Did you know you're the first line of defense in an IRS phishing scam?

"The IRS has a refund waiting for you."

Have you seen this one before? It may not be the beautiful refund check you're hoping for. In fact, it may be the opposite - a way for scammers to take money from you.

With tax season coming up, we're warning all of you about phishing scams and malware so that you can protect your personal data and financials.

While this article speaks more to the nature of online phishing scams, we've also written an article on phone phishing scams here.


You're the first line of defense.

It starts with you. The reason phishing scams are so widespread is because they continue to work. People continue to fork over sensitive information to cyber criminals pretending to be the IRS, your bank, or even a vacation giveaway company.

Don't be the next victim. Know what you can do to prevent disclosing important information to the wrong person:

  1. NEVER provide sensitive information in response to an email - As the IRS warns, "No legitimate organization – not your bank, not your tax software company, not the IRS – will ever ask for sensitive information through unsecured methods such as emails.

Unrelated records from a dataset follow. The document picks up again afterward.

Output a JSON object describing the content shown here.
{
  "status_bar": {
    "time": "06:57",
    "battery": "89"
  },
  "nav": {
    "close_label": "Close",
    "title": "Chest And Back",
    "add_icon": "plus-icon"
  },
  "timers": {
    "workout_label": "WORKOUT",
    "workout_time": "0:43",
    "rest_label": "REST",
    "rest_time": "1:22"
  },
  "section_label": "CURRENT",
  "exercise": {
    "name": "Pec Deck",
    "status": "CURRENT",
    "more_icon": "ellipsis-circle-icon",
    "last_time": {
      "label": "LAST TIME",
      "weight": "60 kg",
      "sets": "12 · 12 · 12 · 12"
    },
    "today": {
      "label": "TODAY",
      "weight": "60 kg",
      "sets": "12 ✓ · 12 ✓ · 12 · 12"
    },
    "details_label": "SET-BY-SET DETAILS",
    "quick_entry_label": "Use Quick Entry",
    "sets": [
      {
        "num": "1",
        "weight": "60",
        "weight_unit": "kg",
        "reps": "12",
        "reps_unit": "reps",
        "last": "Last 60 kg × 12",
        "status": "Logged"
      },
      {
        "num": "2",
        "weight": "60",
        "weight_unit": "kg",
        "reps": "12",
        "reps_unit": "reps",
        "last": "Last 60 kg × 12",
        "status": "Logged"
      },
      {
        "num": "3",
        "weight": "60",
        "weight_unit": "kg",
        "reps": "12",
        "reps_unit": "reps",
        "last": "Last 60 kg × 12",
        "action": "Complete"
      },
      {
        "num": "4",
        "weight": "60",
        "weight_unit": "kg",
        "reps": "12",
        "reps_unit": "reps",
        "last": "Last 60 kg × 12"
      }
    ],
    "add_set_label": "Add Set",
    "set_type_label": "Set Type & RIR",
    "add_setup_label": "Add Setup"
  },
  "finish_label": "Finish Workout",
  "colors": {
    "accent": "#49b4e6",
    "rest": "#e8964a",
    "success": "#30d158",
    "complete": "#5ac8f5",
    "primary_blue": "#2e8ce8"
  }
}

And the IRS never sends unsolicited emails or makes calls with threats of lawsuits or jail."
  2. DON’T click on links that appear to be suspicious - Instead, go directly to the organization's website.
  3. DON’T open attachments unless you know who sent them - Sometimes attachments, themselves, can contain viruses or malware. Be sure you know who they're coming from.
  4. BEWARE of emails that ask you to update your account - This is often a trap in which you provide your log-in credentials to cyber criminals through email or a phony website.
  5. USE SECURITY SOFTWARE to block pop up ads - Some pop-up ads contain viruses.
     

What to do if you suspect an IRS phishing scam

If you receive an email or phone call claiming to be from the IRS, the IRS gives very specific instructions on what to do here:
https://www.irs.gov/uac/Report-Phishing


Further Reading

While we've summarized some of the IRS's recommendations to protect yourself from phishing scams in this article, we encourage further reading on the IRS website here:
https://www.irs.gov/uac/Dont-Take-the-Bait-Avoid-Phishing-and-Malware-to-Protect-Your-Personal-Data

We've written another article about protecting yourself from phishing scams, particularly those initiated over the phone, here: http://www.bankscpas.com/didyouknow/2015/2/13/did-you-know-that-a-phone-call-from-the-irs-may-not-be-the-irs-at-all